(Data records)
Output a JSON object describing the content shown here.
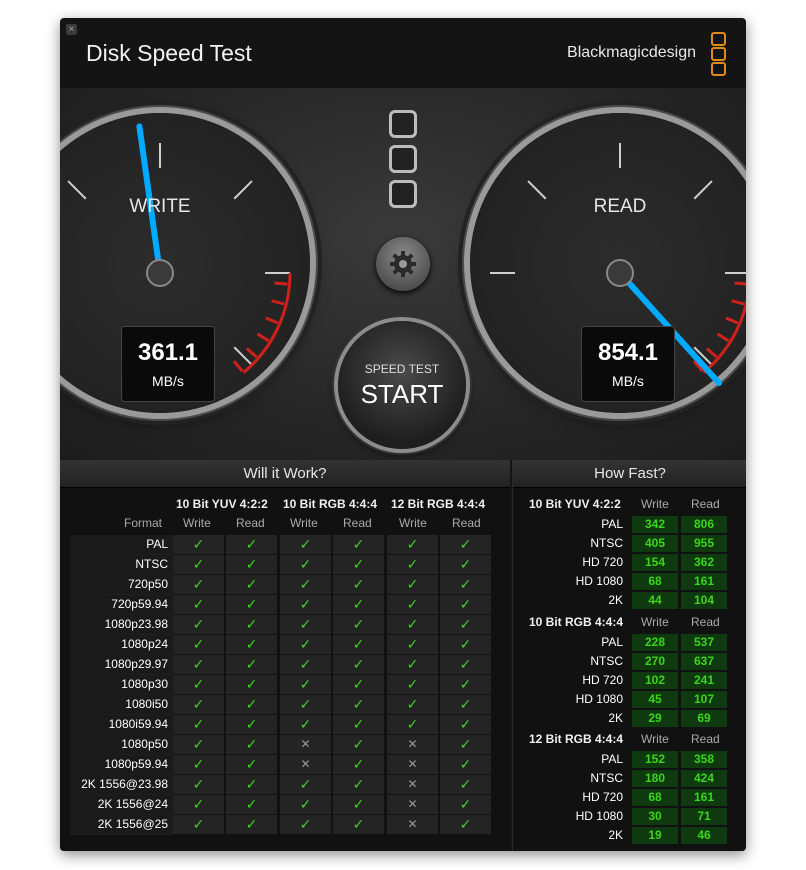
{
  "window": {
    "title": "Disk Speed Test",
    "brand": "Blackmagicdesign",
    "close_glyph": "×"
  },
  "gauges": {
    "write": {
      "label": "WRITE",
      "value": "361.1",
      "unit": "MB/s"
    },
    "read": {
      "label": "READ",
      "value": "854.1",
      "unit": "MB/s"
    }
  },
  "start_button": {
    "sub": "SPEED TEST",
    "main": "START"
  },
  "icons": {
    "settings": "gear-icon",
    "close": "close-icon",
    "logo": "blackmagic-logo-icon"
  },
  "colors": {
    "accent": "#00aaff",
    "ok": "#3ad51c",
    "brand": "#e08a1a",
    "redline": "#d0201a"
  },
  "will_it_work": {
    "title": "Will it Work?",
    "format_header": "Format",
    "groups": [
      "10 Bit YUV 4:2:2",
      "10 Bit RGB 4:4:4",
      "12 Bit RGB 4:4:4"
    ],
    "col_headers": [
      "Write",
      "Read"
    ],
    "check_glyph": "✓",
    "cross_glyph": "✕",
    "rows": [
      {
        "format": "PAL",
        "checks": [
          1,
          1,
          1,
          1,
          1,
          1
        ]
      },
      {
        "format": "NTSC",
        "checks": [
          1,
          1,
          1,
          1,
          1,
          1
        ]
      },
      {
        "format": "720p50",
        "checks": [
          1,
          1,
          1,
          1,
          1,
          1
        ]
      },
      {
        "format": "720p59.94",
        "checks": [
          1,
          1,
          1,
          1,
          1,
          1
        ]
      },
      {
        "format": "1080p23.98",
        "checks": [
          1,
          1,
          1,
          1,
          1,
          1
        ]
      },
      {
        "format": "1080p24",
        "checks": [
          1,
          1,
          1,
          1,
          1,
          1
        ]
      },
      {
        "format": "1080p29.97",
        "checks": [
          1,
          1,
          1,
          1,
          1,
          1
        ]
      },
      {
        "format": "1080p30",
        "checks": [
          1,
          1,
          1,
          1,
          1,
          1
        ]
      },
      {
        "format": "1080i50",
        "checks": [
          1,
          1,
          1,
          1,
          1,
          1
        ]
      },
      {
        "format": "1080i59.94",
        "checks": [
          1,
          1,
          1,
          1,
          1,
          1
        ]
      },
      {
        "format": "1080p50",
        "checks": [
          1,
          1,
          0,
          1,
          0,
          1
        ]
      },
      {
        "format": "1080p59.94",
        "checks": [
          1,
          1,
          0,
          1,
          0,
          1
        ]
      },
      {
        "format": "2K 1556@23.98",
        "checks": [
          1,
          1,
          1,
          1,
          0,
          1
        ]
      },
      {
        "format": "2K 1556@24",
        "checks": [
          1,
          1,
          1,
          1,
          0,
          1
        ]
      },
      {
        "format": "2K 1556@25",
        "checks": [
          1,
          1,
          1,
          1,
          0,
          1
        ]
      }
    ]
  },
  "how_fast": {
    "title": "How Fast?",
    "col_headers": [
      "Write",
      "Read"
    ],
    "groups": [
      {
        "name": "10 Bit YUV 4:2:2",
        "rows": [
          {
            "label": "PAL",
            "write": "342",
            "read": "806"
          },
          {
            "label": "NTSC",
            "write": "405",
            "read": "955"
          },
          {
            "label": "HD 720",
            "write": "154",
            "read": "362"
          },
          {
            "label": "HD 1080",
            "write": "68",
            "read": "161"
          },
          {
            "label": "2K",
            "write": "44",
            "read": "104"
          }
        ]
      },
      {
        "name": "10 Bit RGB 4:4:4",
        "rows": [
          {
            "label": "PAL",
            "write": "228",
            "read": "537"
          },
          {
            "label": "NTSC",
            "write": "270",
            "read": "637"
          },
          {
            "label": "HD 720",
            "write": "102",
            "read": "241"
          },
          {
            "label": "HD 1080",
            "write": "45",
            "read": "107"
          },
          {
            "label": "2K",
            "write": "29",
            "read": "69"
          }
        ]
      },
      {
        "name": "12 Bit RGB 4:4:4",
        "rows": [
          {
            "label": "PAL",
            "write": "152",
            "read": "358"
          },
          {
            "label": "NTSC",
            "write": "180",
            "read": "424"
          },
          {
            "label": "HD 720",
            "write": "68",
            "read": "161"
          },
          {
            "label": "HD 1080",
            "write": "30",
            "read": "71"
          },
          {
            "label": "2K",
            "write": "19",
            "read": "46"
          }
        ]
      }
    ]
  }
}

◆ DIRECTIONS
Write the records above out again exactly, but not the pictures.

◆ REPLY TO THE EXERCISE
Output a JSON object describing the content shown here.
{
  "window": {
    "title": "Disk Speed Test",
    "brand": "Blackmagicdesign",
    "close_glyph": "×"
  },
  "gauges": {
    "write": {
      "label": "WRITE",
      "value": "361.1",
      "unit": "MB/s"
    },
    "read": {
      "label": "READ",
      "value": "854.1",
      "unit": "MB/s"
    }
  },
  "start_button": {
    "sub": "SPEED TEST",
    "main": "START"
  },
  "icons": {
    "settings": "gear-icon",
    "close": "close-icon",
    "logo": "blackmagic-logo-icon"
  },
  "colors": {
    "accent": "#00aaff",
    "ok": "#3ad51c",
    "brand": "#e08a1a",
    "redline": "#d0201a"
  },
  "will_it_work": {
    "title": "Will it Work?",
    "format_header": "Format",
    "groups": [
      "10 Bit YUV 4:2:2",
      "10 Bit RGB 4:4:4",
      "12 Bit RGB 4:4:4"
    ],
    "col_headers": [
      "Write",
      "Read"
    ],
    "check_glyph": "✓",
    "cross_glyph": "✕",
    "rows": [
      {
        "format": "PAL",
        "checks": [
          1,
          1,
          1,
          1,
          1,
          1
        ]
      },
      {
        "format": "NTSC",
        "checks": [
          1,
          1,
          1,
          1,
          1,
          1
        ]
      },
      {
        "format": "720p50",
        "checks": [
          1,
          1,
          1,
          1,
          1,
          1
        ]
      },
      {
        "format": "720p59.94",
        "checks": [
          1,
          1,
          1,
          1,
          1,
          1
        ]
      },
      {
        "format": "1080p23.98",
        "checks": [
          1,
          1,
          1,
          1,
          1,
          1
        ]
      },
      {
        "format": "1080p24",
        "checks": [
          1,
          1,
          1,
          1,
          1,
          1
        ]
      },
      {
        "format": "1080p29.97",
        "checks": [
          1,
          1,
          1,
          1,
          1,
          1
        ]
      },
      {
        "format": "1080p30",
        "checks": [
          1,
          1,
          1,
          1,
          1,
          1
        ]
      },
      {
        "format": "1080i50",
        "checks": [
          1,
          1,
          1,
          1,
          1,
          1
        ]
      },
      {
        "format": "1080i59.94",
        "checks": [
          1,
          1,
          1,
          1,
          1,
          1
        ]
      },
      {
        "format": "1080p50",
        "checks": [
          1,
          1,
          0,
          1,
          0,
          1
        ]
      },
      {
        "format": "1080p59.94",
        "checks": [
          1,
          1,
          0,
          1,
          0,
          1
        ]
      },
      {
        "format": "2K 1556@23.98",
        "checks": [
          1,
          1,
          1,
          1,
          0,
          1
        ]
      },
      {
        "format": "2K 1556@24",
        "checks": [
          1,
          1,
          1,
          1,
          0,
          1
        ]
      },
      {
        "format": "2K 1556@25",
        "checks": [
          1,
          1,
          1,
          1,
          0,
          1
        ]
      }
    ]
  },
  "how_fast": {
    "title": "How Fast?",
    "col_headers": [
      "Write",
      "Read"
    ],
    "groups": [
      {
        "name": "10 Bit YUV 4:2:2",
        "rows": [
          {
            "label": "PAL",
            "write": "342",
            "read": "806"
          },
          {
            "label": "NTSC",
            "write": "405",
            "read": "955"
          },
          {
            "label": "HD 720",
            "write": "154",
            "read": "362"
          },
          {
            "label": "HD 1080",
            "write": "68",
            "read": "161"
          },
          {
            "label": "2K",
            "write": "44",
            "read": "104"
          }
        ]
      },
      {
        "name": "10 Bit RGB 4:4:4",
        "rows": [
          {
            "label": "PAL",
            "write": "228",
            "read": "537"
          },
          {
            "label": "NTSC",
            "write": "270",
            "read": "637"
          },
          {
            "label": "HD 720",
            "write": "102",
            "read": "241"
          },
          {
            "label": "HD 1080",
            "write": "45",
            "read": "107"
          },
          {
            "label": "2K",
            "write": "29",
            "read": "69"
          }
        ]
      },
      {
        "name": "12 Bit RGB 4:4:4",
        "rows": [
          {
            "label": "PAL",
            "write": "152",
            "read": "358"
          },
          {
            "label": "NTSC",
            "write": "180",
            "read": "424"
          },
          {
            "label": "HD 720",
            "write": "68",
            "read": "161"
          },
          {
            "label": "HD 1080",
            "write": "30",
            "read": "71"
          },
          {
            "label": "2K",
            "write": "19",
            "read": "46"
          }
        ]
      }
    ]
  }
}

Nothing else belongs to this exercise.